### What to do
Go through the listing beneath this task and return every line that carries the string "memory".

====

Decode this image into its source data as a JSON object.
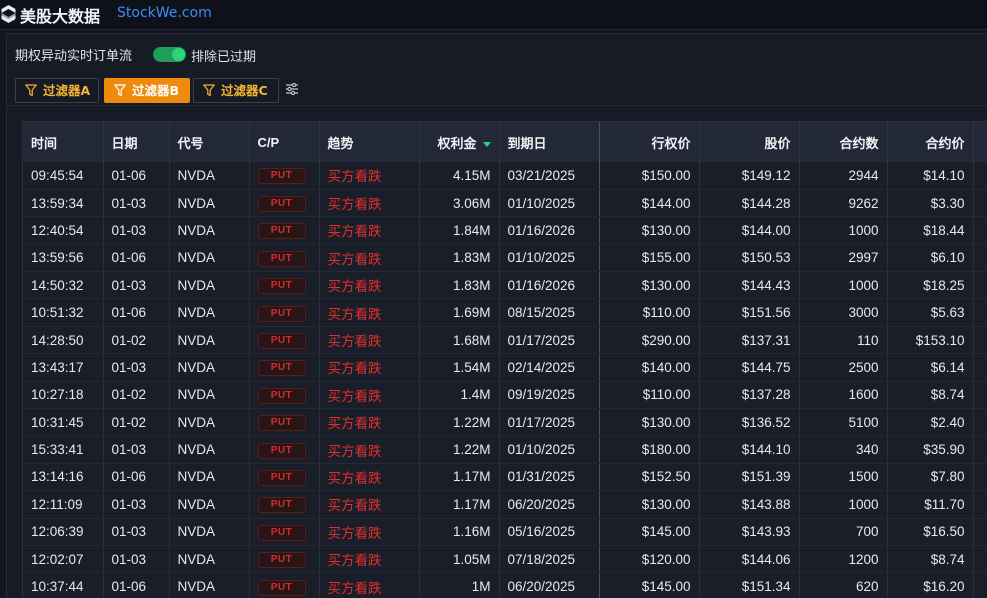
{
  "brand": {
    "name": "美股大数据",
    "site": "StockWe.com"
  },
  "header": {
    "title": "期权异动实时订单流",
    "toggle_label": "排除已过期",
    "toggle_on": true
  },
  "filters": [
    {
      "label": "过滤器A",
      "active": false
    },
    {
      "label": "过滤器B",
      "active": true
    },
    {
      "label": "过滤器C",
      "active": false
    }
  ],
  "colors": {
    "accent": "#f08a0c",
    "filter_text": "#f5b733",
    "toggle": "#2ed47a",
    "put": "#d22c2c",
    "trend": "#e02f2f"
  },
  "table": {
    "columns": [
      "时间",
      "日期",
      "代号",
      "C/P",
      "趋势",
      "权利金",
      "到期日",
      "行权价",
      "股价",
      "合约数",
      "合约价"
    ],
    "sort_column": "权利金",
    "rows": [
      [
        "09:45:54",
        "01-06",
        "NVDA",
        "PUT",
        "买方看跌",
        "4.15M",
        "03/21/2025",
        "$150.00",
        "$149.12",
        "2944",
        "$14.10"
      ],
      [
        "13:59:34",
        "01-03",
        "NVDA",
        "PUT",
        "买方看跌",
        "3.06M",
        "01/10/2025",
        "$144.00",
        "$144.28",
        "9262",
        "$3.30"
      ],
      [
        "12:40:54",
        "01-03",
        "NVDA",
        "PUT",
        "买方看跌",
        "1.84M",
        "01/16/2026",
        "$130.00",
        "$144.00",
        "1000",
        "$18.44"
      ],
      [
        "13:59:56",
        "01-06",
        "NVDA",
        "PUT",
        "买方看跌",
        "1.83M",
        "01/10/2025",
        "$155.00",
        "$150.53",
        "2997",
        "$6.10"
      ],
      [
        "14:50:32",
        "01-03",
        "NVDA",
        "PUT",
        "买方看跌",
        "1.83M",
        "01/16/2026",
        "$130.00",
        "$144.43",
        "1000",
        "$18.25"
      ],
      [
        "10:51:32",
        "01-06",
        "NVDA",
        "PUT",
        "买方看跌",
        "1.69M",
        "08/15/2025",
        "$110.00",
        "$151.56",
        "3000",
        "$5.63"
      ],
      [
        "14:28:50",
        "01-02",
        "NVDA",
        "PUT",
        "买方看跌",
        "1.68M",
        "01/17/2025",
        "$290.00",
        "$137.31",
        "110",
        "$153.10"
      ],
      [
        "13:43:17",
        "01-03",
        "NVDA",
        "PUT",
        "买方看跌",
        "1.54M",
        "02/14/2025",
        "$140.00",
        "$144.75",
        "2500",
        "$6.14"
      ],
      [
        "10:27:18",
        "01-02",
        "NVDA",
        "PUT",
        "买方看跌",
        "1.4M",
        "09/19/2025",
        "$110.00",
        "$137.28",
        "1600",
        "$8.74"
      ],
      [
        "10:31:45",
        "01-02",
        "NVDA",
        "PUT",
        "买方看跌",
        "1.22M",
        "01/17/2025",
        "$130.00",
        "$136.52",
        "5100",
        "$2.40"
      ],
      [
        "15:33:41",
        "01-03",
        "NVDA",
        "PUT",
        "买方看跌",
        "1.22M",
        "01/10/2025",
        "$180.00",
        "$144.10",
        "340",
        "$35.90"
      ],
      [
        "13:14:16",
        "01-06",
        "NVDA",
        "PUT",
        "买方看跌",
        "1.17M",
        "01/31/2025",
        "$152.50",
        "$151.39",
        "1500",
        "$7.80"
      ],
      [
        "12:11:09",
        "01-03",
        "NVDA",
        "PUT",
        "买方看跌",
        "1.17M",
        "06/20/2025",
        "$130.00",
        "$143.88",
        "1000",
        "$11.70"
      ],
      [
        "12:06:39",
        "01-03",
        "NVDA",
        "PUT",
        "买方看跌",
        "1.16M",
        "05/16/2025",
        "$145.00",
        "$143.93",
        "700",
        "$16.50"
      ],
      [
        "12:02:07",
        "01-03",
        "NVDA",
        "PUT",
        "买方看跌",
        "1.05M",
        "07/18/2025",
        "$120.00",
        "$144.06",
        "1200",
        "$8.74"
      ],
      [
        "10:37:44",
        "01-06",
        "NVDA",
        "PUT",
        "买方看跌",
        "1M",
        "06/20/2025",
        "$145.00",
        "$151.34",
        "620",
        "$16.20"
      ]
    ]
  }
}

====

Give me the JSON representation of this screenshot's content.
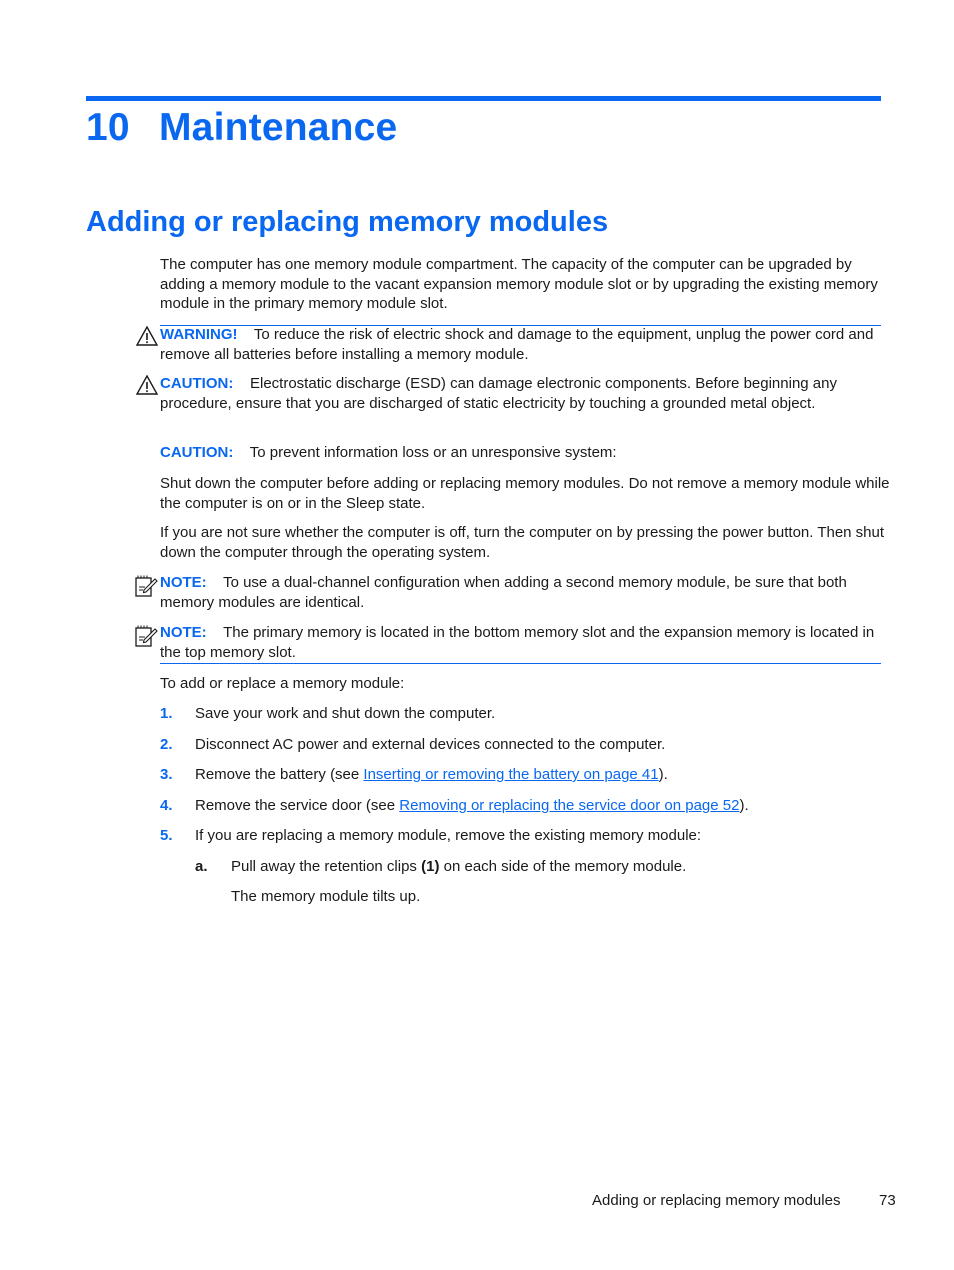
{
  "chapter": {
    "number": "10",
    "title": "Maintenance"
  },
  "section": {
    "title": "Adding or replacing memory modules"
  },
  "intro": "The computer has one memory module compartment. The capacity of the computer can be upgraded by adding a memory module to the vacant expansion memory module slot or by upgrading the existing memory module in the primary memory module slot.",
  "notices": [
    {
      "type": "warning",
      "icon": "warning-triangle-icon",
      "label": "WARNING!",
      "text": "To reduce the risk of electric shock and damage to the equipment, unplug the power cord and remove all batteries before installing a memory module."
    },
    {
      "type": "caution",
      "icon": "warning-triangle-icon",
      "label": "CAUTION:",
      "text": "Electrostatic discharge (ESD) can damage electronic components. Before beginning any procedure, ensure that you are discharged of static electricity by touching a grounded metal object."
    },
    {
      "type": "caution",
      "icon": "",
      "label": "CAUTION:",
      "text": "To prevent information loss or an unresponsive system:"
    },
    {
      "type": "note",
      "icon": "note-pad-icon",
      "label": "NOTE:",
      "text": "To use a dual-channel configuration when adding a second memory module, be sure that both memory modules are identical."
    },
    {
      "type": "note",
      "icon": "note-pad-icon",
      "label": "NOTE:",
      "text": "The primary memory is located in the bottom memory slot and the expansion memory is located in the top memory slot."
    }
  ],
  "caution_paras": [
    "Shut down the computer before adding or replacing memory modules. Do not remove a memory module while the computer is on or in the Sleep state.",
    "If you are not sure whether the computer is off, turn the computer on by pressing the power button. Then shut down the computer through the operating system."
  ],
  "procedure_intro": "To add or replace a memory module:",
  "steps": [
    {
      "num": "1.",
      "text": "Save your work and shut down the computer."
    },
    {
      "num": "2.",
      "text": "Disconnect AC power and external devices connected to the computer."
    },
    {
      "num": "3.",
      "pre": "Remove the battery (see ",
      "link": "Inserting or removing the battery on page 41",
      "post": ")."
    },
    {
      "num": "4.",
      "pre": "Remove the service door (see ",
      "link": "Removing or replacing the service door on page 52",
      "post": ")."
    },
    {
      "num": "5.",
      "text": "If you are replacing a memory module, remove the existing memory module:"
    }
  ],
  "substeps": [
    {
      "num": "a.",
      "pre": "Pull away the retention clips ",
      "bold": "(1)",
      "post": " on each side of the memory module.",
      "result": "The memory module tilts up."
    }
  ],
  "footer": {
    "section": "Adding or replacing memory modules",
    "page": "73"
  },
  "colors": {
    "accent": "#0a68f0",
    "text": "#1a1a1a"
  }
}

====

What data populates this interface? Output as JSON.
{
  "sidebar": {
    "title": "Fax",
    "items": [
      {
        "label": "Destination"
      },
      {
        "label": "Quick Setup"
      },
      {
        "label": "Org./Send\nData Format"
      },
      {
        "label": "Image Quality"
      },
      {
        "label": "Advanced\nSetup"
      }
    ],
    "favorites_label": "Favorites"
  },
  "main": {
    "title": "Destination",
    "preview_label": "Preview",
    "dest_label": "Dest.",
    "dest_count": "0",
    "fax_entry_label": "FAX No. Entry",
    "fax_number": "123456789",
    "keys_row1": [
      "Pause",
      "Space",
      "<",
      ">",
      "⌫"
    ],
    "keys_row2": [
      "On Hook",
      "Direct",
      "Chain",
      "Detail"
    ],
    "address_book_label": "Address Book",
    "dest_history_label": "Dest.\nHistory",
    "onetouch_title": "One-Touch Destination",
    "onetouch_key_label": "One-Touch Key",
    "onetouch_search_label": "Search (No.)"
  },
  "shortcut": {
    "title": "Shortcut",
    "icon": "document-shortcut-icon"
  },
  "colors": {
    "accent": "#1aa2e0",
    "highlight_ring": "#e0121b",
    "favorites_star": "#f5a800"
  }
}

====

### Task response
    "title": "Adding or replacing memory modules"
  "intro": "The computer has one memory module compartment. The capacity of the computer can be upgraded by adding a memory module to the vacant expansion memory module slot or by upgrading the existing memory module in the primary memory module slot.",
      "text": "To reduce the risk of electric shock and damage to the equipment, unplug the power cord and remove all batteries before installing a memory module."
      "text": "To use a dual-channel configuration when adding a second memory module, be sure that both memory modules are identical."
      "text": "The primary memory is located in the bottom memory slot and the expansion memory is located in the top memory slot."
    "Shut down the computer before adding or replacing memory modules. Do not remove a memory module while the computer is on or in the Sleep state.",
  "procedure_intro": "To add or replace a memory module:",
      "text": "If you are replacing a memory module, remove the existing memory module:"
      "post": " on each side of the memory module.",
      "result": "The memory module tilts up."
    "section": "Adding or replacing memory modules",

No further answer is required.